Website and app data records
□ □ □ □ □
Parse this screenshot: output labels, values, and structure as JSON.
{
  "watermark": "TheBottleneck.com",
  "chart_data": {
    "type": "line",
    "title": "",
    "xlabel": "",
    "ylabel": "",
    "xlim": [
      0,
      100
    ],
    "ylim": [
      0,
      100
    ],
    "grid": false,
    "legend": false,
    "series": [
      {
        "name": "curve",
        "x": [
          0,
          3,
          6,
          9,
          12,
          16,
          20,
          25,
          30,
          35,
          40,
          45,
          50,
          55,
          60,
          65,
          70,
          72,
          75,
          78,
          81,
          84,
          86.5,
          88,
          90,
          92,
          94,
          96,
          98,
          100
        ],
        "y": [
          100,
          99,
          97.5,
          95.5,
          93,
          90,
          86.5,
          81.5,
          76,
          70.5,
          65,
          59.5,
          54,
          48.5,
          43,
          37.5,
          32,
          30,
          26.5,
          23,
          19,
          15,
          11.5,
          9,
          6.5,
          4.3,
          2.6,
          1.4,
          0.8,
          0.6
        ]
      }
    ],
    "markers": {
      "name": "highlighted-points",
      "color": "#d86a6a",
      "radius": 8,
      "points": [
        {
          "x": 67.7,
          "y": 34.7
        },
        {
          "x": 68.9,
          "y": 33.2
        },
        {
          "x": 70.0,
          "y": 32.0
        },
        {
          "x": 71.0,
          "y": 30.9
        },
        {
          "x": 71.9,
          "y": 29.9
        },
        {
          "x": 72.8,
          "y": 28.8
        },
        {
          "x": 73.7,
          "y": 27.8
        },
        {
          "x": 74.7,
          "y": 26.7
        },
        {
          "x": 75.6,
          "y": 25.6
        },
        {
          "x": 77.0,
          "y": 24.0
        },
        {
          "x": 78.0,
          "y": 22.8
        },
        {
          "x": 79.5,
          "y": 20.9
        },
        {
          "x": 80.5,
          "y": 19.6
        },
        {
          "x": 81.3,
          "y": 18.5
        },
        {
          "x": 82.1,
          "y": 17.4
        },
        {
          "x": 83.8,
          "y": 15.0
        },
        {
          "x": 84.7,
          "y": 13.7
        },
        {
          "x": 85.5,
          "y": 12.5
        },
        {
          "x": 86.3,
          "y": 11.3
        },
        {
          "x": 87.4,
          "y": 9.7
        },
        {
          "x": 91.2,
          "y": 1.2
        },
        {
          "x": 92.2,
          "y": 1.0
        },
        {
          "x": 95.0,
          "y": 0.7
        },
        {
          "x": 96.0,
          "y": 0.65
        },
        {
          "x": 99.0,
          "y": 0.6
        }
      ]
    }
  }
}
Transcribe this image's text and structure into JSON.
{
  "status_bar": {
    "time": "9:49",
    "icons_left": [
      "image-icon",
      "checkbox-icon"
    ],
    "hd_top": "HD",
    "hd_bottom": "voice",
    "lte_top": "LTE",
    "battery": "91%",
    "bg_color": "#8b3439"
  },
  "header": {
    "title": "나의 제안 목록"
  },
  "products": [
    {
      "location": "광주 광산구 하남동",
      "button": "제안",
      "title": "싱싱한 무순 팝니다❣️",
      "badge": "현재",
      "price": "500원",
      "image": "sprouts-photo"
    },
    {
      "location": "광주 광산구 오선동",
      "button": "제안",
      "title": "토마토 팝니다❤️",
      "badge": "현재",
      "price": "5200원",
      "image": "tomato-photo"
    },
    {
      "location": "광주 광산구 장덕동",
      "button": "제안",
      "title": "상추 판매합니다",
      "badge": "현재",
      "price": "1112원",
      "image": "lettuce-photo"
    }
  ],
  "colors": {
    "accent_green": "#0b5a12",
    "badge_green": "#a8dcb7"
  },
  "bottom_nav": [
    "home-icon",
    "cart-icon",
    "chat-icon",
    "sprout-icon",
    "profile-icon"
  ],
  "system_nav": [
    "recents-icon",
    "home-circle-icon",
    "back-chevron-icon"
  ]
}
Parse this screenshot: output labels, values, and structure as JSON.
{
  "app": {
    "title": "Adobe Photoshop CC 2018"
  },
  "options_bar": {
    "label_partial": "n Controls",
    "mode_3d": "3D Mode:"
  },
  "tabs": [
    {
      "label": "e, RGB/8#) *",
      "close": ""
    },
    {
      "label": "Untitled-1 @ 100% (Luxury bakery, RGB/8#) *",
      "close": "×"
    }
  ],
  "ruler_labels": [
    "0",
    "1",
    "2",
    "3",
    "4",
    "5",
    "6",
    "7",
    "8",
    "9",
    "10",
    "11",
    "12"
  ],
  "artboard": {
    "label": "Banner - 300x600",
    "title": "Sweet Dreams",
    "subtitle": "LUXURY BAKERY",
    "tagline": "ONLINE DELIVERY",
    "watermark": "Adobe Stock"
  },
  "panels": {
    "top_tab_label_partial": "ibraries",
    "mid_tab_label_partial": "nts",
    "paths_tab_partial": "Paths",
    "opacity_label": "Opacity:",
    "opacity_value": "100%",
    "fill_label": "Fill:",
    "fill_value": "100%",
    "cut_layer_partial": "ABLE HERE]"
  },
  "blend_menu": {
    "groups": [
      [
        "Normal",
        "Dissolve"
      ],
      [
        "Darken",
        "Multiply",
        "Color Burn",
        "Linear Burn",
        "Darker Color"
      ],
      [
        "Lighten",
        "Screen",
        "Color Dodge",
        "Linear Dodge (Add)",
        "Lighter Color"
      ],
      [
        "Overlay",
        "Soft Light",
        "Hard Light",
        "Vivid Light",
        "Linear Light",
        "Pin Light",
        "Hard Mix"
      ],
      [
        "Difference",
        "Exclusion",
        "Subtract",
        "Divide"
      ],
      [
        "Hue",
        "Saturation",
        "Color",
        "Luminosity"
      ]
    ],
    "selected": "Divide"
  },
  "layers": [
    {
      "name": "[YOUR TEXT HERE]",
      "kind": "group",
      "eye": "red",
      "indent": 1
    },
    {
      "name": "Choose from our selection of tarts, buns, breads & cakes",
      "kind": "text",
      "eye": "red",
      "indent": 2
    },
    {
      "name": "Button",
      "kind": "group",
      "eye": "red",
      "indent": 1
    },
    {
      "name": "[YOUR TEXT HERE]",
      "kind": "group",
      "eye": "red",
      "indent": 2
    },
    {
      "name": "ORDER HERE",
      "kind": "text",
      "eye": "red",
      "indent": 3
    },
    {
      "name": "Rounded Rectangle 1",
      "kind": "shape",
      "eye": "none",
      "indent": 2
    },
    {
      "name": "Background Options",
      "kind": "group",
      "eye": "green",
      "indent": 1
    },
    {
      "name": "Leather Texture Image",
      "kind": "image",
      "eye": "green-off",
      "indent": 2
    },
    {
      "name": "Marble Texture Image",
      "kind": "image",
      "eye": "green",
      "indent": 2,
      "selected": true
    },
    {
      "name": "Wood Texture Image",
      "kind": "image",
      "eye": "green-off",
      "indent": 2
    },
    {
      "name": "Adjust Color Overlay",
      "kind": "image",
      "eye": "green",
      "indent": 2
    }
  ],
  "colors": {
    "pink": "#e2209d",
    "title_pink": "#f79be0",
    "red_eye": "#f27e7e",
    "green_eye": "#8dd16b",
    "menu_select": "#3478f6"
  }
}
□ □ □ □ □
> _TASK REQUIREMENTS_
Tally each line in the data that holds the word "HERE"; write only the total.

> _OUTPUT FOR THIS EXERCISE_
4